Please return each line of the listing exactly as given.
======== Data supplied
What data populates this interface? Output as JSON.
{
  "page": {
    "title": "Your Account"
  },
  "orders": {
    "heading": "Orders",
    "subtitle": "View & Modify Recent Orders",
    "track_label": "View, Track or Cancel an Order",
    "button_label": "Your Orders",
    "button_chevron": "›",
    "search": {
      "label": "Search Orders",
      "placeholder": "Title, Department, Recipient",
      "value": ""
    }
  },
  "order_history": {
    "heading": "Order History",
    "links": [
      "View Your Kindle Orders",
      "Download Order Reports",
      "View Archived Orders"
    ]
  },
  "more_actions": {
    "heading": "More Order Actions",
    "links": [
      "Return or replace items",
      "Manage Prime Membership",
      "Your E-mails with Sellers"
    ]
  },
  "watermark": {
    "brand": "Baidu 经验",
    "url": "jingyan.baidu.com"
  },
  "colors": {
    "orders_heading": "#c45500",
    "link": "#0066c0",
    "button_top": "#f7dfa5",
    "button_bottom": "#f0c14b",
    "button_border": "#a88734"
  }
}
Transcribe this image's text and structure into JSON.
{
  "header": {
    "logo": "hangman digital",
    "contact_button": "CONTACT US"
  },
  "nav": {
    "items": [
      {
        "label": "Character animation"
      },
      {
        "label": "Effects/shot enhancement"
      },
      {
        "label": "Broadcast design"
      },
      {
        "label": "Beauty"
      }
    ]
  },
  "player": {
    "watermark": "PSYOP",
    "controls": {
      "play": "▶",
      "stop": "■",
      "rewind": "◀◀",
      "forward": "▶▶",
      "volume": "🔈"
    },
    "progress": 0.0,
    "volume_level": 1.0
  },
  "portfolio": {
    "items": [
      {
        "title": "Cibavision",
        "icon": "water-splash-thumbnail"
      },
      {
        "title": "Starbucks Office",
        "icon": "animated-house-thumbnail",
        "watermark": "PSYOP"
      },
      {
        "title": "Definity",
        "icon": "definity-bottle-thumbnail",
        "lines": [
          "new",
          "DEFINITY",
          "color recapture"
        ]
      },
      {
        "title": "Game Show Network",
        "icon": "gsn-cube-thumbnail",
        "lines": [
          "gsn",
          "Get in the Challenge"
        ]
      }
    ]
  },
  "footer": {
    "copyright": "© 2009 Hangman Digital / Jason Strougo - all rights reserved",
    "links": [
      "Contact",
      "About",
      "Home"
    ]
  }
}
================
Solution
What data populates this interface? Output as JSON.
{
  "page": {
    "title": "Your Account"
  },
  "orders": {
    "heading": "Orders",
    "subtitle": "View & Modify Recent Orders",
    "track_label": "View, Track or Cancel an Order",
    "button_label": "Your Orders",
    "button_chevron": "›",
    "search": {
      "label": "Search Orders",
      "placeholder": "Title, Department, Recipient",
      "value": ""
    }
  },
  "order_history": {
    "heading": "Order History",
    "links": [
      "View Your Kindle Orders",
      "Download Order Reports",
      "View Archived Orders"
    ]
  },
  "more_actions": {
    "heading": "More Order Actions",
    "links": [
      "Return or replace items",
      "Manage Prime Membership",
      "Your E-mails with Sellers"
    ]
  },
  "watermark": {
    "brand": "Baidu 经验",
    "url": "jingyan.baidu.com"
  },
  "colors": {
    "orders_heading": "#c45500",
    "link": "#0066c0",
    "button_top": "#f7dfa5",
    "button_bottom": "#f0c14b",
    "button_border": "#a88734"
  }
}
Transcribe this image's text and structure into JSON.
{
  "header": {
    "logo": "hangman digital",
    "contact_button": "CONTACT US"
  },
  "nav": {
    "items": [
      {
        "label": "Character animation"
      },
      {
        "label": "Effects/shot enhancement"
      },
      {
        "label": "Broadcast design"
      },
      {
        "label": "Beauty"
      }
    ]
  },
  "player": {
    "watermark": "PSYOP",
    "controls": {
      "play": "▶",
      "stop": "■",
      "rewind": "◀◀",
      "forward": "▶▶",
      "volume": "🔈"
    },
    "progress": 0.0,
    "volume_level": 1.0
  },
  "portfolio": {
    "items": [
      {
        "title": "Cibavision",
        "icon": "water-splash-thumbnail"
      },
      {
        "title": "Starbucks Office",
        "icon": "animated-house-thumbnail",
        "watermark": "PSYOP"
      },
      {
        "title": "Definity",
        "icon": "definity-bottle-thumbnail",
        "lines": [
          "new",
          "DEFINITY",
          "color recapture"
        ]
      },
      {
        "title": "Game Show Network",
        "icon": "gsn-cube-thumbnail",
        "lines": [
          "gsn",
          "Get in the Challenge"
        ]
      }
    ]
  },
  "footer": {
    "copyright": "© 2009 Hangman Digital / Jason Strougo - all rights reserved",
    "links": [
      "Contact",
      "About",
      "Home"
    ]
  }
}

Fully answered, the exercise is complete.